the core” (3), that today is rightfully a “day for mourning and remembering” (2-3), and that the
accident is “truly a national loss” (4).
3. The third sentence explains how the rhetorical strategies you discussed in the previous sentences
help the writer achieve his purpose by using an in order to statement.
He joins in this time of mourning in order to unify the nation and humbly admit that “we share this pain
with all of the people of our country” (4).
4. The fourth sentence identifies the effect of the writer’s use of these rhetorical strategies on the
audience.
This outpouring of emotion from the president conveys a calming tone that reassures the Nation that
their grief is both understandable and proper.
Put it all together and this is what one paragraph of the body of a rhetorical analysis essay
might look like:
Reagan begins his tribute to the Challenger astronauts by acknowledging that the shuttle accident
has appropriately postponed his planned State of the Union address and by expressing the depth of
his and his wife’s personal grief.
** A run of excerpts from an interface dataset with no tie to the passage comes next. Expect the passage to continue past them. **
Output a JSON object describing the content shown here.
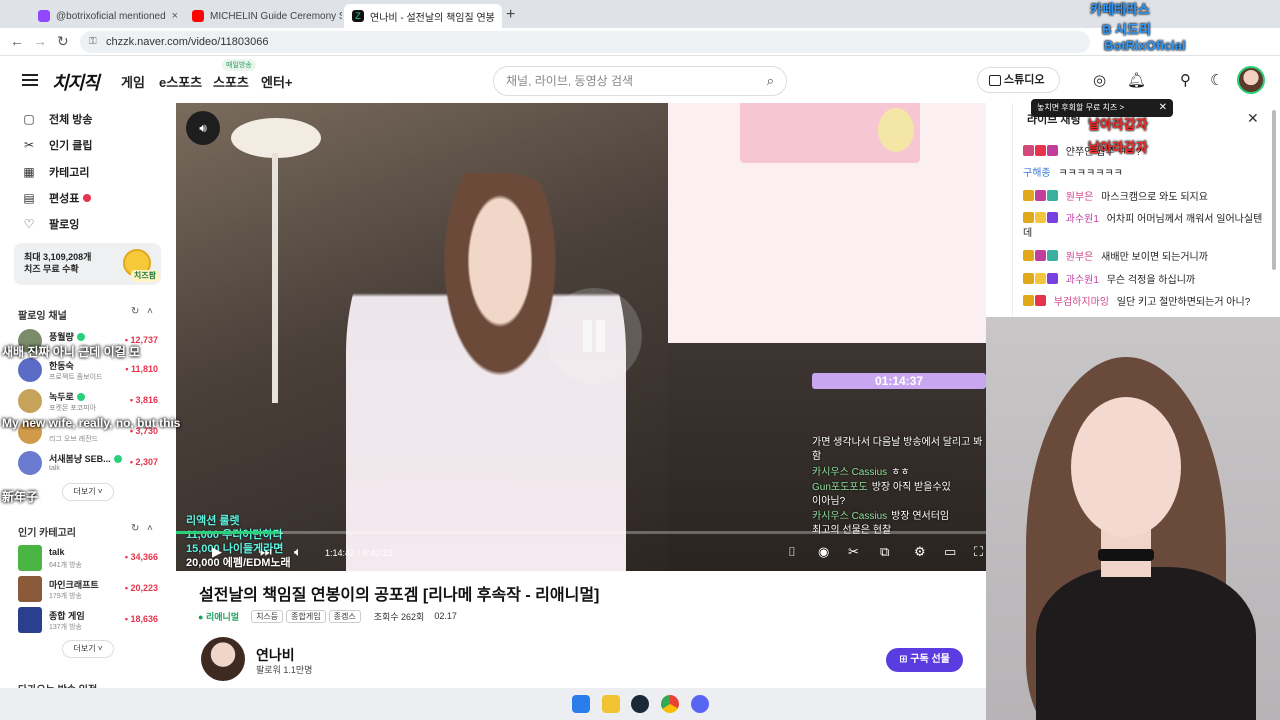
{
  "browser": {
    "tabs": [
      {
        "label": "@botrixoficial mentioned",
        "color": "#9146ff"
      },
      {
        "label": "MICHELIN Guide Ceremony Se",
        "color": "#ff0000"
      },
      {
        "label": "연나비 - 설전날의 책임질 연봉",
        "color": "#111111"
      }
    ],
    "url": "chzzk.naver.com/video/11803066"
  },
  "header": {
    "logo": "치지직",
    "nav": [
      "게임",
      "e스포츠",
      "스포츠",
      "엔터+"
    ],
    "sports_badge": "매일방송",
    "search_placeholder": "채널, 라이브, 동영상 검색",
    "studio_label": "스튜디오"
  },
  "sidebar": {
    "menu": [
      {
        "label": "전체 방송",
        "icon": "broadcast-icon"
      },
      {
        "label": "인기 클립",
        "icon": "scissors-icon"
      },
      {
        "label": "카테고리",
        "icon": "grid-icon"
      },
      {
        "label": "편성표",
        "icon": "calendar-icon"
      },
      {
        "label": "팔로잉",
        "icon": "heart-icon"
      }
    ],
    "cheese_banner": {
      "line1": "최대 3,109,208개",
      "line2": "치즈 무료 수확",
      "tag": "치즈팜"
    },
    "following_title": "팔로잉 채널",
    "channels": [
      {
        "name": "풍월량",
        "sub": "",
        "count": "12,737"
      },
      {
        "name": "한동숙",
        "sub": "프로젝트 좀보이드",
        "count": "11,810"
      },
      {
        "name": "녹두로",
        "sub": "포켓몬 포코피아",
        "count": "3,816"
      },
      {
        "name": "",
        "sub": "리그 오브 레전드",
        "count": "3,730"
      },
      {
        "name": "서새봄냥 SEB...",
        "sub": "talk",
        "count": "2,307"
      }
    ],
    "more_label": "더보기",
    "popular_title": "인기 카테고리",
    "categories": [
      {
        "name": "talk",
        "sub": "641개 방송",
        "count": "34,366"
      },
      {
        "name": "마인크래프트",
        "sub": "179개 방송",
        "count": "20,223"
      },
      {
        "name": "종합 게임",
        "sub": "137개 방송",
        "count": "18,636"
      }
    ],
    "more_label2": "더보기",
    "bottom_title": "다가오는 방송 일정"
  },
  "player": {
    "timer": "01:14:37",
    "time_current": "1:14:42",
    "time_total": "9:40:23",
    "progress": 0.129,
    "overlay_chat": [
      {
        "name": "",
        "text": "가면 생각나서 다음날 방송에서 달리고 봐"
      },
      {
        "name": "",
        "text": "함"
      },
      {
        "name": "카시우스 Cassius",
        "text": "ㅎㅎ"
      },
      {
        "name": "Gun포도포도",
        "text": "방장 아직 받을수있"
      },
      {
        "name": "",
        "text": "이아님?"
      },
      {
        "name": "카시우스 Cassius",
        "text": "방장 연서터임"
      },
      {
        "name": "",
        "text": "최고의 선물은 현찰"
      }
    ],
    "captions_cyan": [
      "리액션 룰렛",
      "11,000 우리어만하다",
      "15,000 나이들게라면"
    ],
    "caption_white": "20,000 에펨/EDM노래"
  },
  "video": {
    "title": "설전날의 책임질 연봉이의 공포겜 [리나메 후속작 - 리애니멀]",
    "category": "리애니멀",
    "tags": [
      "치스등",
      "종합게임",
      "종겜스"
    ],
    "views": "조회수 262회",
    "date": "02.17"
  },
  "channel": {
    "name": "연나비",
    "followers": "팔로워 1.1만명",
    "subscribe_label": "구독 선물"
  },
  "chat": {
    "title": "라이브 채팅",
    "popup": "놓치면 후회할 무료 치즈 >",
    "messages": [
      {
        "nick": "",
        "text": "얀쭈인 웜쭈 ㅋㅋ?",
        "nick_color": "#1aa35b"
      },
      {
        "nick": "구해종",
        "text": "ㅋㅋㅋㅋㅋㅋㅋ",
        "nick_color": "#3a7bd5"
      },
      {
        "nick": "원부은",
        "text": "마스크캠으로 와도 되지요",
        "nick_color": "#d0458b"
      },
      {
        "nick": "과수원1",
        "text": "어차피 어머님께서 깨워서 일어나실텐데",
        "nick_color": "#c23ea8"
      },
      {
        "nick": "원부은",
        "text": "새배만 보이면 되는거니까",
        "nick_color": "#d0458b"
      },
      {
        "nick": "과수원1",
        "text": "무슨 걱정을 하십니까",
        "nick_color": "#c23ea8"
      },
      {
        "nick": "부검하지마잉",
        "text": "일단 키고 절만하면되는거 아니?",
        "nick_color": "#d0458b"
      }
    ]
  },
  "overlay_names": [
    {
      "text": "카페테라스",
      "color": "#2f9bff"
    },
    {
      "text": "B 시드리",
      "color": "#2f9bff"
    },
    {
      "text": "BotRixOficial",
      "color": "#2f9bff"
    },
    {
      "text": "날아라갑자",
      "color": "#ff2b2b"
    },
    {
      "text": "날아라갑자",
      "color": "#ff2b2b"
    }
  ],
  "subtitles": [
    "새배 진짜 아니 근데 이걸 모",
    "My new wife, really, no, but this",
    "新年子"
  ]
}
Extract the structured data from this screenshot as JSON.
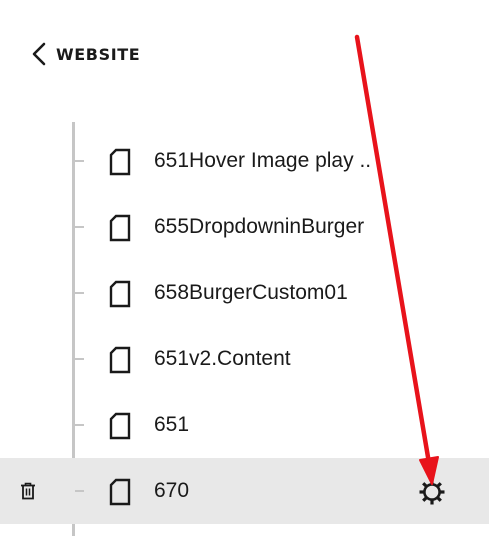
{
  "header": {
    "back_label": "WEBSITE"
  },
  "pages": [
    {
      "title": "651Hover Image play ..",
      "icon": "page-icon",
      "selected": false
    },
    {
      "title": "655DropdowninBurger",
      "icon": "page-icon",
      "selected": false
    },
    {
      "title": "658BurgerCustom01",
      "icon": "page-icon",
      "selected": false
    },
    {
      "title": "651v2.Content",
      "icon": "page-icon",
      "selected": false
    },
    {
      "title": "651",
      "icon": "page-icon",
      "selected": false
    },
    {
      "title": "670",
      "icon": "page-icon",
      "selected": true
    }
  ],
  "selected_actions": {
    "delete_icon": "trash-icon",
    "settings_icon": "gear-icon"
  },
  "colors": {
    "text": "#1a1a1a",
    "tree_line": "#c6c6c6",
    "selected_row": "#e8e8e8",
    "annotation_arrow": "#e8131b"
  }
}
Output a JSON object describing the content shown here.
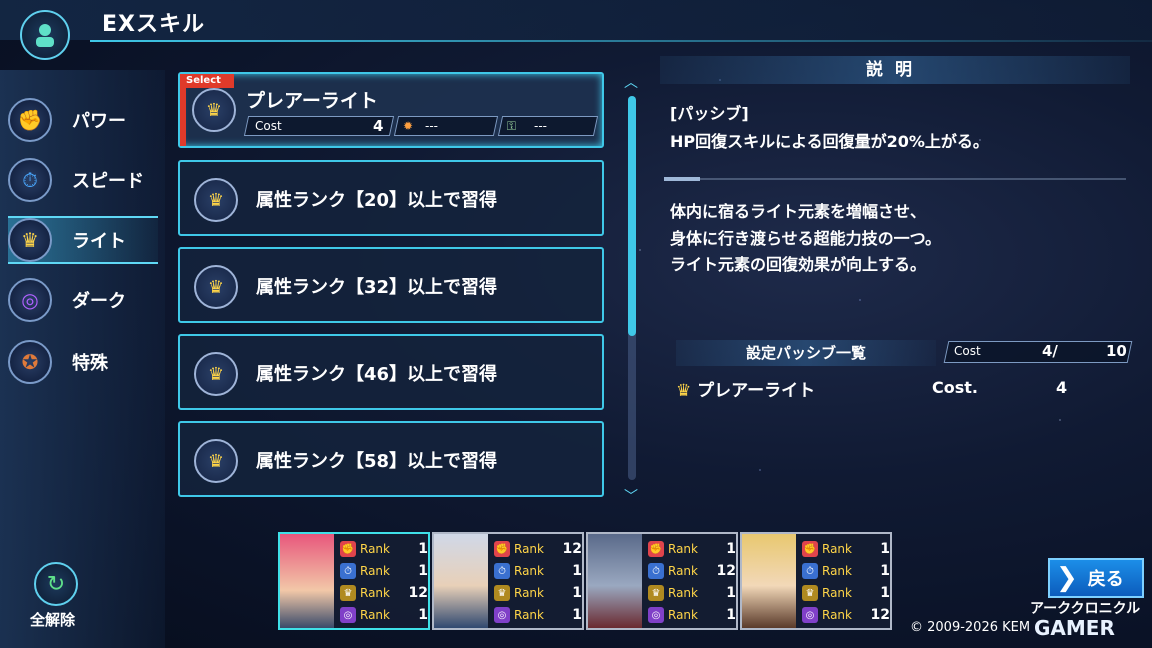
{
  "header": {
    "title": "EXスキル",
    "icon": "character-icon"
  },
  "categories": [
    {
      "label": "パワー",
      "icon": "muscle-icon",
      "color": "#e0444c"
    },
    {
      "label": "スピード",
      "icon": "speed-icon",
      "color": "#4aa8ff"
    },
    {
      "label": "ライト",
      "icon": "crown-icon",
      "color": "#ffd548",
      "active": true
    },
    {
      "label": "ダーク",
      "icon": "vortex-icon",
      "color": "#b060ff"
    },
    {
      "label": "特殊",
      "icon": "special-icon",
      "color": "#e07a3a"
    }
  ],
  "reset": {
    "label": "全解除"
  },
  "skills": {
    "selected_tag": "Select",
    "selected_name": "プレアーライト",
    "cost_label": "Cost",
    "cost_value": "4",
    "slot2": "---",
    "slot3": "---",
    "locked": [
      "属性ランク【20】以上で習得",
      "属性ランク【32】以上で習得",
      "属性ランク【46】以上で習得",
      "属性ランク【58】以上で習得"
    ]
  },
  "description": {
    "header": "説明",
    "type": "[パッシブ]",
    "effect": "HP回復スキルによる回復量が20%上がる。",
    "flavor": [
      "体内に宿るライト元素を増幅させ、",
      "身体に行き渡らせる超能力技の一つ。",
      "ライト元素の回復効果が向上する。"
    ],
    "passive_list_header": "設定パッシブ一覧",
    "passive_cost_label": "Cost",
    "passive_cost_used": "4/",
    "passive_cost_max": "10",
    "passive_item": "プレアーライト",
    "passive_item_cost_label": "Cost.",
    "passive_item_cost": "4"
  },
  "party": [
    {
      "ranks": [
        "1",
        "1",
        "12",
        "1"
      ],
      "hair": "#e8577c"
    },
    {
      "ranks": [
        "12",
        "1",
        "1",
        "1"
      ],
      "hair": "#d0d8e8"
    },
    {
      "ranks": [
        "1",
        "12",
        "1",
        "1"
      ],
      "hair": "#5a6a8a"
    },
    {
      "ranks": [
        "1",
        "1",
        "1",
        "12"
      ],
      "hair": "#e8c870"
    }
  ],
  "rank_label": "Rank",
  "footer": {
    "back_label": "戻る",
    "sub_label": "アーククロニクル",
    "copyright": "© 2009-2026 KEM",
    "watermark": "GAMER"
  }
}
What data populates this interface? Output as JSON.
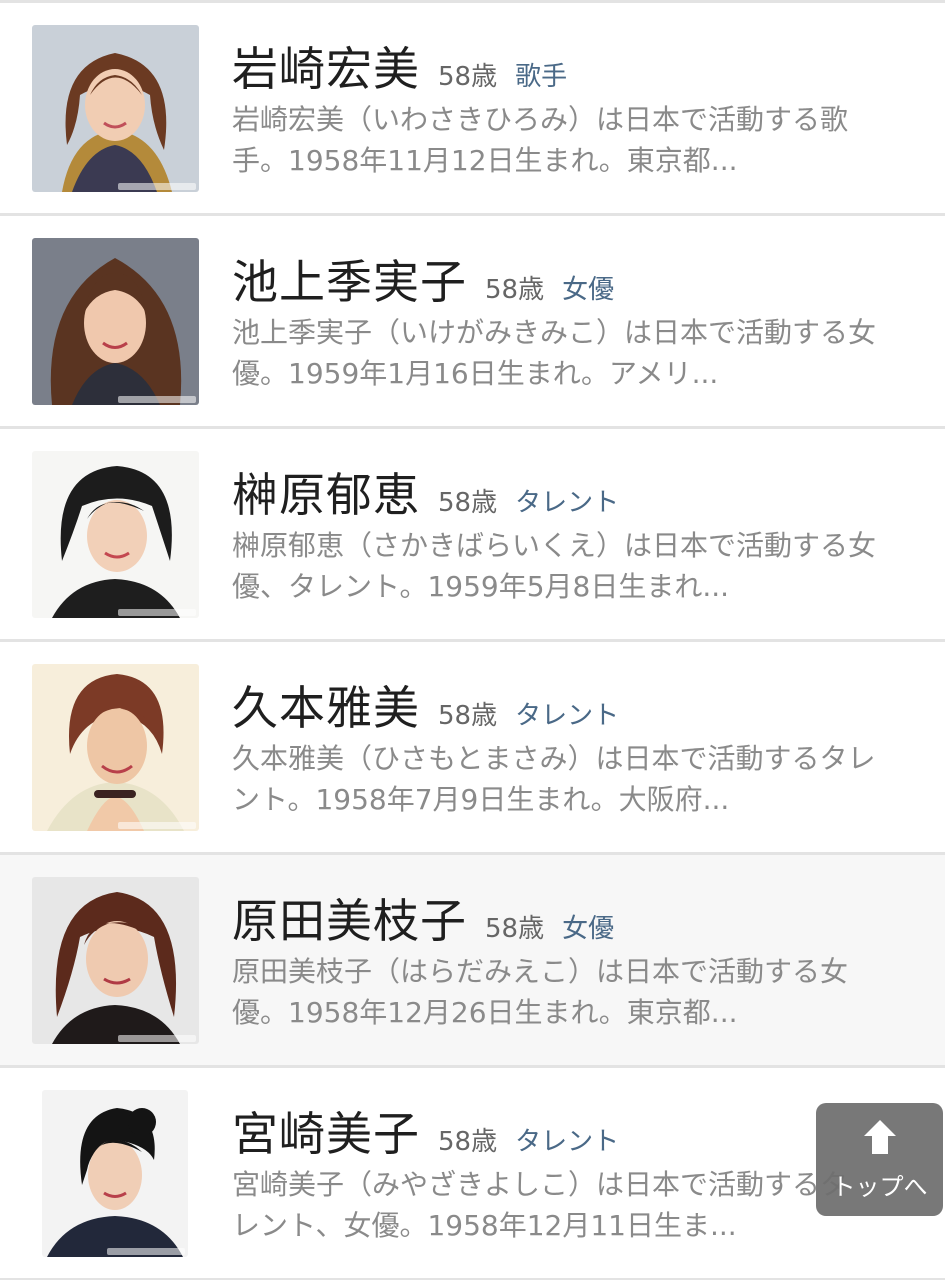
{
  "people": [
    {
      "name": "岩崎宏美",
      "age": "58歳",
      "category": "歌手",
      "desc_line1": "岩崎宏美（いわさきひろみ）は日本で活動する歌",
      "desc_line2": "手。1958年11月12日生まれ。東京都..."
    },
    {
      "name": "池上季実子",
      "age": "58歳",
      "category": "女優",
      "desc_line1": "池上季実子（いけがみきみこ）は日本で活動する女",
      "desc_line2": "優。1959年1月16日生まれ。アメリ..."
    },
    {
      "name": "榊原郁恵",
      "age": "58歳",
      "category": "タレント",
      "desc_line1": "榊原郁恵（さかきばらいくえ）は日本で活動する女",
      "desc_line2": "優、タレント。1959年5月8日生まれ..."
    },
    {
      "name": "久本雅美",
      "age": "58歳",
      "category": "タレント",
      "desc_line1": "久本雅美（ひさもとまさみ）は日本で活動するタレ",
      "desc_line2": "ント。1958年7月9日生まれ。大阪府..."
    },
    {
      "name": "原田美枝子",
      "age": "58歳",
      "category": "女優",
      "desc_line1": "原田美枝子（はらだみえこ）は日本で活動する女",
      "desc_line2": "優。1958年12月26日生まれ。東京都..."
    },
    {
      "name": "宮崎美子",
      "age": "58歳",
      "category": "タレント",
      "desc_line1": "宮崎美子（みやざきよしこ）は日本で活動するタ",
      "desc_line2": "レント、女優。1958年12月11日生ま..."
    }
  ],
  "top_button": {
    "label": "トップへ",
    "icon": "arrow-up-icon"
  },
  "colors": {
    "name": "#1f1f1f",
    "age": "#666666",
    "category": "#4a6987",
    "description": "#8a8a8a",
    "divider": "#e3e3e3"
  }
}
He appeals to the mournful emotions of the audience by admitting
that he and Nancy are “pained to the core” (3), that today is rightfully a “day for mourning and
remembering” (2-3), and that the accident is “truly a national loss” (4). He joins in this time of
mourning in order to unify the nation and humbly admit that “we share this pain with all of the people
of our country” (4). This outpouring of emotion from the president conveys a calming tone that
reassures the Nation that their grief is both understandable and proper.
Conclusion
The conclusion is probably the easiest part. Be brief. In one-two sentences, simply remind your
reader of the things you said in the introduction.